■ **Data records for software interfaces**
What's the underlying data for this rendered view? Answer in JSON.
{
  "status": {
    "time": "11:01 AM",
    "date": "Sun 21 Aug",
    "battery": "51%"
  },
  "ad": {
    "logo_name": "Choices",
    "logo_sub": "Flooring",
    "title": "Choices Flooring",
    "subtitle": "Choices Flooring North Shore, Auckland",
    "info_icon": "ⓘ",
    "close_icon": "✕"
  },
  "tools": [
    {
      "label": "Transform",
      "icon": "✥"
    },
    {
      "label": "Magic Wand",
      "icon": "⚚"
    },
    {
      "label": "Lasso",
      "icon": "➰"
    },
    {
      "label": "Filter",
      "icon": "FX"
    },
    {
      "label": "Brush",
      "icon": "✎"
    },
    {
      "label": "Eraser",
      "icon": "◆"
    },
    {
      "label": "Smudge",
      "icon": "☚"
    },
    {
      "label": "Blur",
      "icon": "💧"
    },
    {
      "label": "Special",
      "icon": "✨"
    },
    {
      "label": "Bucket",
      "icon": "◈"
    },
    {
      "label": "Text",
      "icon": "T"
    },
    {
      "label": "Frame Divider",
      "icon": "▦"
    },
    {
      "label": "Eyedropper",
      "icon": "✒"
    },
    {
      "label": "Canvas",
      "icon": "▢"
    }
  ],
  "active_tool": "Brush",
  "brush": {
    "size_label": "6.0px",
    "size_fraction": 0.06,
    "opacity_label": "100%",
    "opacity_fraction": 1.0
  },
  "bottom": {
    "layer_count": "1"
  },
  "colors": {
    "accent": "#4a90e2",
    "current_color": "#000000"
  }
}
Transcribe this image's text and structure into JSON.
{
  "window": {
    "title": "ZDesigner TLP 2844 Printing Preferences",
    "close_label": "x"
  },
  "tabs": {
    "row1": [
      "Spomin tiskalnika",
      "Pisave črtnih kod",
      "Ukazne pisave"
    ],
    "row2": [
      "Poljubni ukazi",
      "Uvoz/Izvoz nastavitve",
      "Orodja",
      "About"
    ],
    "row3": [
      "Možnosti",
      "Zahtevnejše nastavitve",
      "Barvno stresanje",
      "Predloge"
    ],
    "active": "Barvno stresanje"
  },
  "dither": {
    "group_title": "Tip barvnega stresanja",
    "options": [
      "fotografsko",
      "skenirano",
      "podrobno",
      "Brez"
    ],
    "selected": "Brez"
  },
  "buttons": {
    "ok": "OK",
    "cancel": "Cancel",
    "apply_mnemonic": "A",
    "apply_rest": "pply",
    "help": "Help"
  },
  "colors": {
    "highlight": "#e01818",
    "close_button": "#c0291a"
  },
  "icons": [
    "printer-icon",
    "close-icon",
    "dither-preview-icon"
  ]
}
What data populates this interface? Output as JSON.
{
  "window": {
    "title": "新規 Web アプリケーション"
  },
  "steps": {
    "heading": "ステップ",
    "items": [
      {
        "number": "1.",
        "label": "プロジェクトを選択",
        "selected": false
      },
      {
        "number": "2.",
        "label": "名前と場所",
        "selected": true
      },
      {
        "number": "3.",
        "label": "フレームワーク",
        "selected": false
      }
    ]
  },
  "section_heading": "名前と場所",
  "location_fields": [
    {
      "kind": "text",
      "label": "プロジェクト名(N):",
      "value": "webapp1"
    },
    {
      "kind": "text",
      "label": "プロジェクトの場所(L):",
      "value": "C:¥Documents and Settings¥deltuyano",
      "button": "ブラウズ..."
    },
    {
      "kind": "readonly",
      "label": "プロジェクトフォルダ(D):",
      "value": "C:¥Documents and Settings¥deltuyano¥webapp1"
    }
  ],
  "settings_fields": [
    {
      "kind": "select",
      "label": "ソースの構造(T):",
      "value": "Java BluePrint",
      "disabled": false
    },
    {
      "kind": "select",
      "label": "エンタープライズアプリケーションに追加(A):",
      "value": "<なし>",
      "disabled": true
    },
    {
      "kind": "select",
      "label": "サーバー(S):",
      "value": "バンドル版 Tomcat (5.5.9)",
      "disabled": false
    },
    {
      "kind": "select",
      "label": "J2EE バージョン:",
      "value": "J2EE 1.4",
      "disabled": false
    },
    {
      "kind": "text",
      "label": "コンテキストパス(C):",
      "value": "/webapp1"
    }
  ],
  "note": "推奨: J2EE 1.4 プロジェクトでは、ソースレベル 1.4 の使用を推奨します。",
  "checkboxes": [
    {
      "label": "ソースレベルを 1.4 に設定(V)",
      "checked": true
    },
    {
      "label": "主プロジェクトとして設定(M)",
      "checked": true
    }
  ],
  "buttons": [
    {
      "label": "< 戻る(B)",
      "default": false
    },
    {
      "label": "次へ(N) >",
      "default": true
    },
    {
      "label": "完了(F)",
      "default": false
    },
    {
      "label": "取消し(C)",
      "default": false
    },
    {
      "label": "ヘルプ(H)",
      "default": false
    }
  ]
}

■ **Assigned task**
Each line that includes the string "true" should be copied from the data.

■ **Your response**
        "selected": true
      "disabled": true
      "checked": true
      "checked": true
      "default": true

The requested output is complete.